Spudgun67 on Wikimedia Commons

In memory of 13 members of the Air Raid Precautions and the Fire Service killed at Abbey Road Depot on the 7th September 1940. Alf Bridgeman - ARP rescue squad leader Fred Chilvers - ARP rescue squad Hugh Dicken - AFS Ted Dunn - ARP demolition squad Matthew Fenwick - ARP warden Fred Jones - ARP warden Sid Lowings - ARP light rescue squad leader George Odell - ARP rescue squad Wally Porter - ARP rescue squad Frank Swift - ARP messenger Bill Willis - ARP stretcher bearer Hugh Dicken - Auxillary Fireman Bill Long - Auxillary Fireman Wally Turley - Sub Officer West Ham Fire Brigade At the start of World War II, part of Abbey Road Depot was in use as an Air Raid Precautions Cleansing and Ambulance Station. On 7 September 1940, known as Black Saturday, the Blitz on London began. At 7.15pm the depot recieved a direct hit, thereby becoming one of the first places in West Ham to be bombed Lest We Forget

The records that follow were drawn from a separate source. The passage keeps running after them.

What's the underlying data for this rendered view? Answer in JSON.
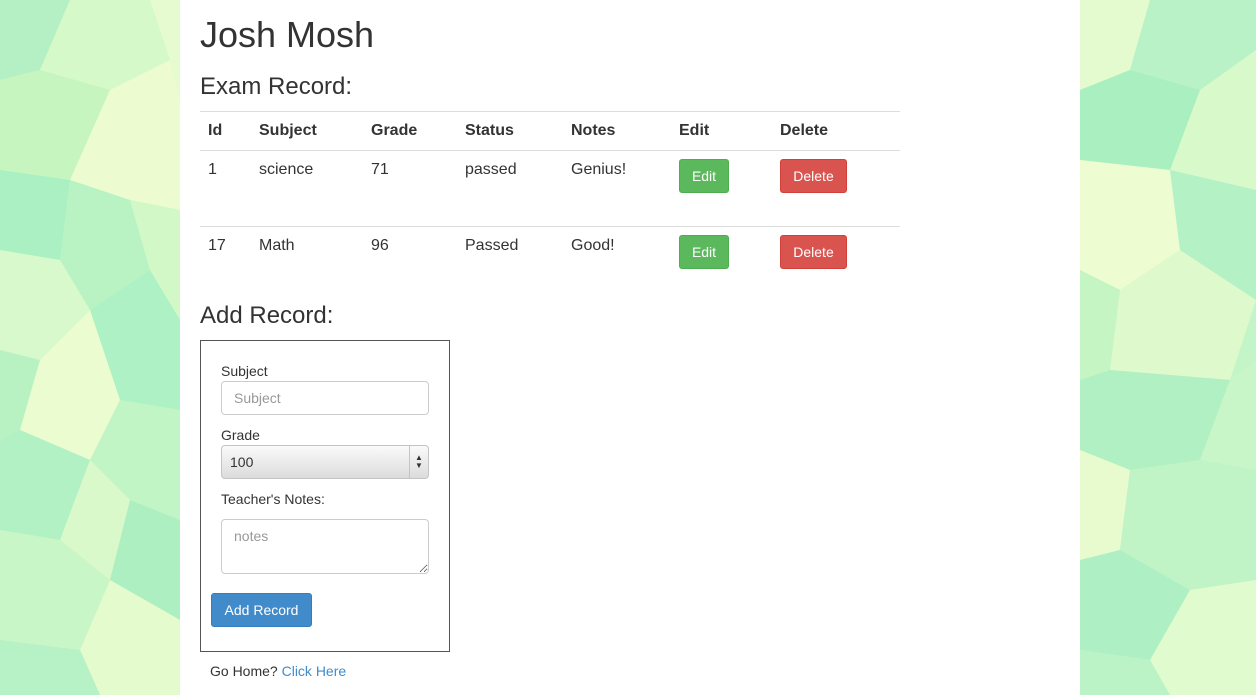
{
  "student": {
    "name": "Josh Mosh"
  },
  "exam_record": {
    "heading": "Exam Record:",
    "columns": [
      "Id",
      "Subject",
      "Grade",
      "Status",
      "Notes",
      "Edit",
      "Delete"
    ],
    "rows": [
      {
        "id": "1",
        "subject": "science",
        "grade": "71",
        "status": "passed",
        "notes": "Genius!",
        "edit_label": "Edit",
        "delete_label": "Delete"
      },
      {
        "id": "17",
        "subject": "Math",
        "grade": "96",
        "status": "Passed",
        "notes": "Good!",
        "edit_label": "Edit",
        "delete_label": "Delete"
      }
    ]
  },
  "add_record": {
    "heading": "Add Record:",
    "subject_label": "Subject",
    "subject_placeholder": "Subject",
    "subject_value": "",
    "grade_label": "Grade",
    "grade_selected": "100",
    "notes_label": "Teacher's Notes:",
    "notes_placeholder": "notes",
    "submit_label": "Add Record"
  },
  "footer": {
    "prompt": "Go Home?",
    "link_label": "Click Here"
  },
  "colors": {
    "success": "#5cb85c",
    "danger": "#d9534f",
    "primary": "#428bca",
    "link": "#428bca",
    "background": "#c9f5c4"
  },
  "icons": [
    "select-arrows-icon"
  ]
}
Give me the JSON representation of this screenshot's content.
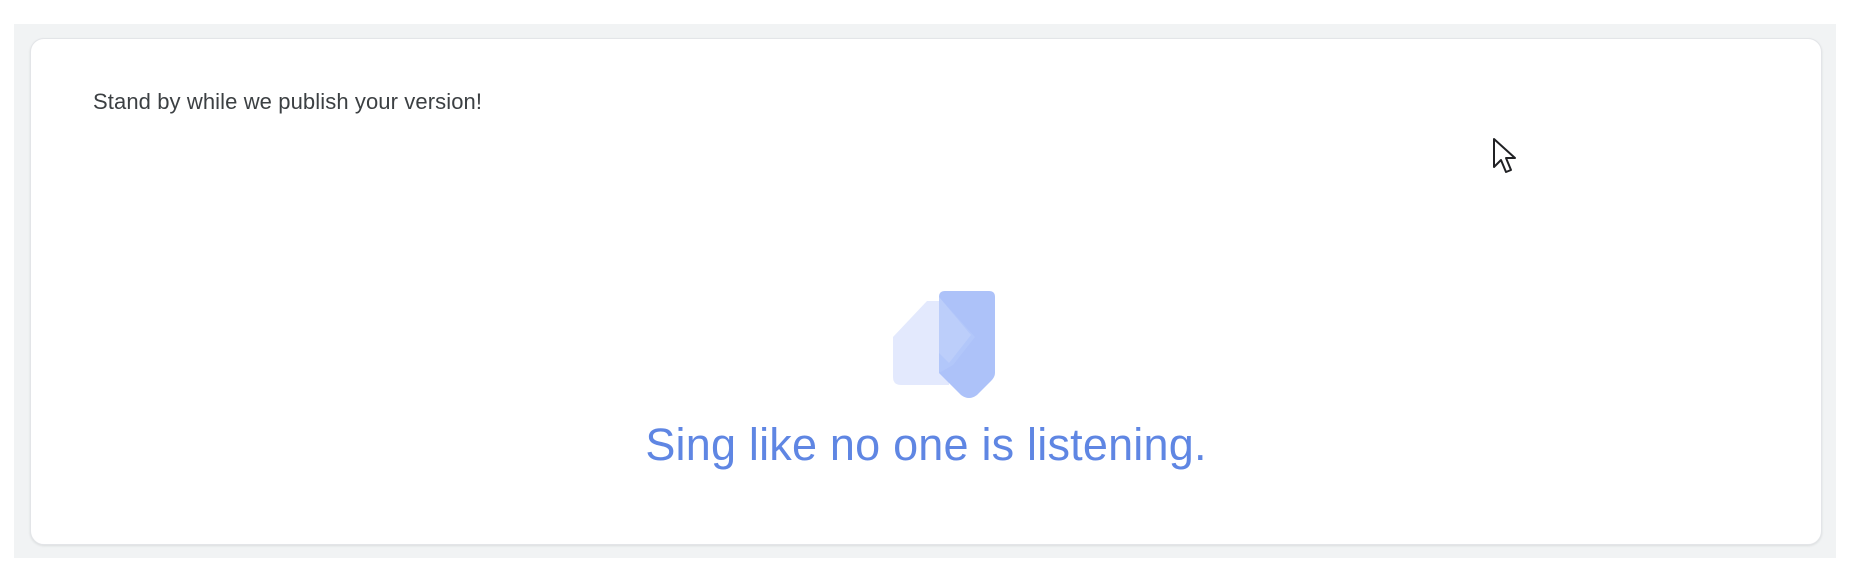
{
  "publish_panel": {
    "status_message": "Stand by while we publish your version!",
    "tagline": "Sing like no one is listening.",
    "icon": "publish-loading-logo",
    "colors": {
      "accent": "#5f86e3",
      "logo_light": "#e3e9fd",
      "logo_mid": "#c6d4fb",
      "logo_dark": "#adc2f9",
      "text": "#3c4043"
    }
  },
  "cursor": {
    "icon": "mouse-pointer-icon"
  }
}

Abbey Road, Stratford, E15, London, United Kingdom where they was killed (1940)